CA MAU — About 80 per cent of the eastern and western sea dykes in the southern province of Ca Mau, which are nearly 200km in length, had subsided, according to the provincial People’s Committee, and more than 40km had slipped away.
Most of the rivers and canal systems in the province were also in bad repair, and a 1.3km stretch of the canal in Nam Can Town’s residential quarter was seriously damaged.
The districts of Dam Doi and Nam Can saw banks split at 10 spots along 220m of canal and rivers on May 18, 19 and 20, causing dozens of houses to sink. Total losses were estimated at more than VND2 billion (US$95,200).
Tran Quoc Nam, deputy director of the Ca Mau Water Resources Department, said that local authorities had asked residents to move away from dangerous areas.
Fixing the damage to the eastern and western sea dykes was difficult due to strong waves and winds, he said.
In an effort to prevent further damage, rocks had been laid along the dykes, but strong waves had swept them away.

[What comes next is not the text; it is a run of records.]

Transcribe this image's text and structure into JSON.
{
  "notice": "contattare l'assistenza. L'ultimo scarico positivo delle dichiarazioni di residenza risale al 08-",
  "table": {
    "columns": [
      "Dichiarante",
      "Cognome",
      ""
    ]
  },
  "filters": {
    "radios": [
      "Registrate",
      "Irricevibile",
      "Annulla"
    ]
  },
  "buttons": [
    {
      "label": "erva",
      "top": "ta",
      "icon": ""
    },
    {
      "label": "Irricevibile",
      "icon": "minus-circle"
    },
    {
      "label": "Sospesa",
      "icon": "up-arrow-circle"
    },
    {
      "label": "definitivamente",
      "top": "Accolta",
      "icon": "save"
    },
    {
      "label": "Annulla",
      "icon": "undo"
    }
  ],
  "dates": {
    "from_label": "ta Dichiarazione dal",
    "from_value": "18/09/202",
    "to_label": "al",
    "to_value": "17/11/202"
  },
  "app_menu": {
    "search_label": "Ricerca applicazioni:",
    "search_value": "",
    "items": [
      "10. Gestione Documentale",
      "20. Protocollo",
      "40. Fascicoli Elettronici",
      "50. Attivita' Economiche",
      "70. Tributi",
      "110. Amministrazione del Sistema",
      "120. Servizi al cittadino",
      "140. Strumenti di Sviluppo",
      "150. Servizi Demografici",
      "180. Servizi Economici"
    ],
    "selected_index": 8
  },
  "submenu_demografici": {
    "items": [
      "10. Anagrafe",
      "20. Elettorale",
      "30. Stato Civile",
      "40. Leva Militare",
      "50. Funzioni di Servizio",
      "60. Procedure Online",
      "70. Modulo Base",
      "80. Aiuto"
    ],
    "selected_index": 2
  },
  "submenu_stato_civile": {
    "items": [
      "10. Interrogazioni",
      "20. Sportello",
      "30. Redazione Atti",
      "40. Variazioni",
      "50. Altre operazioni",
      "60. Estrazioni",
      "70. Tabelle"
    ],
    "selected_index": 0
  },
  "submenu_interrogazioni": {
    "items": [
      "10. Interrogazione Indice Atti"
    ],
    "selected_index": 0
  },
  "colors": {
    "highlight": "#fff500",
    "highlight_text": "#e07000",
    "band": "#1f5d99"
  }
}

Since 2009, the province has invested about VND150 billion ($7.1 million) on repairs to its sea defences, but continuous battering from the elements has taken its toll.
The province did not have enough funds to repair all the dykes, said Nam.
Authorities there plan to ask the Ministry of Agriculture and Rural Development and the Government for financial support to build a 6.4km embankment to protect the western sea dykes, estimated at about VND3 trillion ($142.8 million).